Consider, for example, this posting by lawyer Nicholas D. Siegrfied:?Florida Supreme Court Ruling Affirms Fifth DCA Decision That “In Pari Delicto” Defense Is Not Available to Unlicensed Contractors.
The title is daunting, but the topic is not. An unlicensed sub-trade claimed that the general contractor, knowing he was unlicensed, was equally liable for losses in a civil matter under the legal “In Pari Delicto” defense.

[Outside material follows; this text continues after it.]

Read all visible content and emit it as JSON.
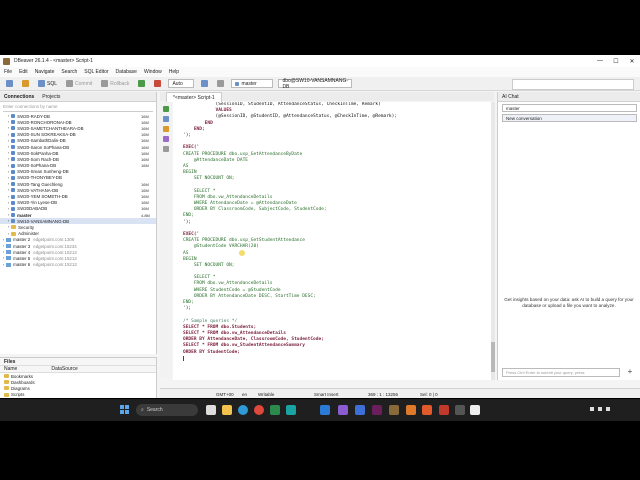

Latin words like these are over my head, but Siegfried makes it clear why this concept is rather important:
?On January 24, 2013, the court ruled in the case of?Earth Trades, Inc., et al., v. T&G Corporation?that Florida law precludes an unlicensed subcontractor from employing the common law defense of?in pari delicto– referring to equal wrongdoers – by arguing that the general contractor knew or should have known that the subcontractor did not hold the required state licenses for the work to be performed.
“Accordingly, even if it was proven that T&G knew Earth Trades was unlicensed, such knowledge, as a matter of law, would be insufficient to place the parties in pari delicto,” Siegfried wrote. “This decision is yet another reminder of the perils of working without the required state licenses for contractors and subcontractors in Florida.”
You can nominate entries for the Best Construction Blog competition until January 31. ?Then voting commences and continues through March 31.